Geneticist Marianne Jenner is immersed in the desperate race to save humanity, yet her family is tearing itself apart. Siblings Elizabeth and Ryan are strident isolationists who agree only that an alien conspiracy is in play. Marianne’s youngest, Noah, is a loner addicted to a drug that constantly changes his identity. But between the four Jenners, the course of human history will be forever altered.
Earth’s most elite scientists have ten months to prevent human extinction—and not everyone is willing to wait.
I really enjoyed this novel by Nancy Kress. Shortly after starting it, I found myself so taken with it that I looked to see if she had written anything else. I must have been living under a rock! She has so much more I want to read. *super happy reader*
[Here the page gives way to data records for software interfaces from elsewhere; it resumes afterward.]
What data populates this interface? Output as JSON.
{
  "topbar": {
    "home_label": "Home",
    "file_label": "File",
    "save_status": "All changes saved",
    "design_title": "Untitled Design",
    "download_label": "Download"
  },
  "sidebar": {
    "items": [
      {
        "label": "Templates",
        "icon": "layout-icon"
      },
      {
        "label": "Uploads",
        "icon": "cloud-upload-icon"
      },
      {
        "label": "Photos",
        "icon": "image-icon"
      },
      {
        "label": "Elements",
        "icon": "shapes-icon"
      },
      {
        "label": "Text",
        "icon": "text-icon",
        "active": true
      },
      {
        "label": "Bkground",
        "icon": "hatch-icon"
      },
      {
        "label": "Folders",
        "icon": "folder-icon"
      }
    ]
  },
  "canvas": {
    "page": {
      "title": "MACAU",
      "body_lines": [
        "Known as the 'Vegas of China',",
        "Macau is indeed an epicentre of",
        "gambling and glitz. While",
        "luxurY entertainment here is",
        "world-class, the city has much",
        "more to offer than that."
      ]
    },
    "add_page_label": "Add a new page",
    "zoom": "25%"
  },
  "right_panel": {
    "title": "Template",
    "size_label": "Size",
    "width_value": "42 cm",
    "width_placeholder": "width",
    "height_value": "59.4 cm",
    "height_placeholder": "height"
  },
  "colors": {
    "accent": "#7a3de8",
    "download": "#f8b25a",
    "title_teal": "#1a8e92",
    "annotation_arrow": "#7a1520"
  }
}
Though a short novel, Yesterday's Kin immersed me. Mainly because the human reactions to the Deneb's arrival are all too plausible. I can all too easily see the paths of isolationism and mob mentality as reactions because there are so much of those things already. Existing solationism fuels xenophobia, particularly in the New Yorkers who live with the Deneb ship overhead. This theme also serves to divide Marianne's family as they come to terms with the Deneb's arrival and what it means for them and humanity.
I also very much liked Marianne, struggling so much balancing work and family. Although her children have grown into adult lives of their own and she has time to devote to (or hide in) her career she doesn't let go of the need to look after them.
I felt the novel could have been longer as there were some things I found abbreviated or touched on particularly with the Denebs. I wanted to understand them better. We only see them from the point of view of Marianne and her children.
I definitely recommend this book!